According to statements from Pakistan’s top leadership, the country remains fully intent on proceeding with the IP gas pipeline project despite US apprehensions. On the other hand, President Ahmadinejad presented his commitment towards the project when he visited Pakistan to attend the D8 Summit in November 2012. Meanwhile, President Zardari’s trip to Iran scheduled for December 7th got postponed at the last minute. The purpose of his tour was to finalize the details and financing of the Iran-Pakistan (IP) gas pipeline project and to discuss the Afghan reconciliation.
Immediately following Ahmadinejad’s visit, a delegation of Iran’s parliamentary committee on national security and foreign policy, headed by Alaeddin Borojourdi, visited Pakistan on December 3rd. He held talks with the Chairman of Pakistan’s Senate Committee on Defense and Defense Production, Mushahid Hussain Syed. Mushahid had stated at the time that Iran and Pakistan have common views and concerns on the Afghan reconciliation,
“It is imperative that Pakistan and Iran work closely in the wake of the US pullout from Afghanistan by 2014”. According to media reports, during the meeting decision was made to increase cooperation and coordination between the defense ministries of the two countries.
Mushahid also offered support to Iran by stating that Pakistan rejects double standard on Iranian nuclear program, and that the issue should be resolved peacefully and without threats of force or intervention. Soon afterwards, Saudi Foreign Minister Prince Saud-Al Faisal invited Hina Rabbani Khar to visit the Kingdom. The above developments must have raised alarm bells in Riyadh especially now that Pakistan takes on the rotating presidency of the UN Security Council.
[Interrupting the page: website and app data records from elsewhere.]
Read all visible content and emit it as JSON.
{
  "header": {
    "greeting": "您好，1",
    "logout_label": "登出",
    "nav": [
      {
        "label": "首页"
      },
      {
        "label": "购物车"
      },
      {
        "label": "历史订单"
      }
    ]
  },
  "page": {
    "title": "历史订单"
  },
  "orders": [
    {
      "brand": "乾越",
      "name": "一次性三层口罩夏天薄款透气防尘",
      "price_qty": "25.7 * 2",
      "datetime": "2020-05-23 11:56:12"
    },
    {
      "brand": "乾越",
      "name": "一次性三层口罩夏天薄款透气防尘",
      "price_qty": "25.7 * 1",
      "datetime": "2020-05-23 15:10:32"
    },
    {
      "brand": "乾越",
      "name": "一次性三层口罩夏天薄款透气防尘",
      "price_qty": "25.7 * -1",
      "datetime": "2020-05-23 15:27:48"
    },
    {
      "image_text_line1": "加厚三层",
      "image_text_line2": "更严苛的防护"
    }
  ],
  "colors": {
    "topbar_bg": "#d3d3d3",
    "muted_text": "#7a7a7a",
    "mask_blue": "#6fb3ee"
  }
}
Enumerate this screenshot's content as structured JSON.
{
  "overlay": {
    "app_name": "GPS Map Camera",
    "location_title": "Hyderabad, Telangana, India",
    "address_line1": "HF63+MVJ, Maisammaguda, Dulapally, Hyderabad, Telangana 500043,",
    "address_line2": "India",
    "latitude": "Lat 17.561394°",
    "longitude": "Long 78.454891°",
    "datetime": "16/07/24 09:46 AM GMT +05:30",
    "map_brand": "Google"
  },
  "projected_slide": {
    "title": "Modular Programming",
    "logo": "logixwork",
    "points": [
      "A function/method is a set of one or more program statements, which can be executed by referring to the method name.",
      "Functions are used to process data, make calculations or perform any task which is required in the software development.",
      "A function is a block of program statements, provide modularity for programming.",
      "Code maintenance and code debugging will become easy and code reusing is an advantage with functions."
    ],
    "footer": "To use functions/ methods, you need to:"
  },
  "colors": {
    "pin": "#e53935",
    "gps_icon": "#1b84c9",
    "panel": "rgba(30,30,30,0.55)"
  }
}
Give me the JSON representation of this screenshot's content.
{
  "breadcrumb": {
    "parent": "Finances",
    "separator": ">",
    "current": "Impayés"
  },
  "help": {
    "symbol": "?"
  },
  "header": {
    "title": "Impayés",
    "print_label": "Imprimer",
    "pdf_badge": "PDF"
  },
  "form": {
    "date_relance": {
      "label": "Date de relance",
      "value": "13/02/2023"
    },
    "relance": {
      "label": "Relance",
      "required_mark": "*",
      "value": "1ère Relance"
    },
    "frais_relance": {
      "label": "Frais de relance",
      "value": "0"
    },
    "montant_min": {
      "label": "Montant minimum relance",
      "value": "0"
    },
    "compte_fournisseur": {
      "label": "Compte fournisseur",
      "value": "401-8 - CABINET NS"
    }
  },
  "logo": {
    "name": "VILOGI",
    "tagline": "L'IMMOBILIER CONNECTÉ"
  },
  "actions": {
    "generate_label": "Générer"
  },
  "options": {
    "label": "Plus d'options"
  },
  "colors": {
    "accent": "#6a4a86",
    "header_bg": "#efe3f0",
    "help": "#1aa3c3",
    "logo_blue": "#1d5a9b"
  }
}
According to reports, Khar’s two-day visit to the Kingdom that started on January 1st was meant to strengthen the strategic relations between the two countries. During her visit, in addition to the Saudi Foreign Minister, Khar also met Crown Prince and Minister of Defense Salman bin Abdul Aziz.
Talking to Arab News after her meetings, Khar commented the talks “focused mainly on the roadmap and on a range of bilateral and regional issues including Syria and Afghanistan.” She went on to add, “I have intensive discussions on the roadmap that will set out a new vision of relationship between the two (Pakistan and Saudi Arabia) countries.”
Clearly, Khar’s visit was meant to smoothen Saudi anxieties towards improving Pakistan-Iran relations and bringing the Kingdom on board on the evolving Afghan reconciliation. Little was said about the substance of the new road map inferred to by Foreign Minister Khar. However, so far as Middle East remains in flux, managing Iranian, Turkish and Saudi anxieties regarding Pakistan’s new regional vision, will be an on-going and a delicate process.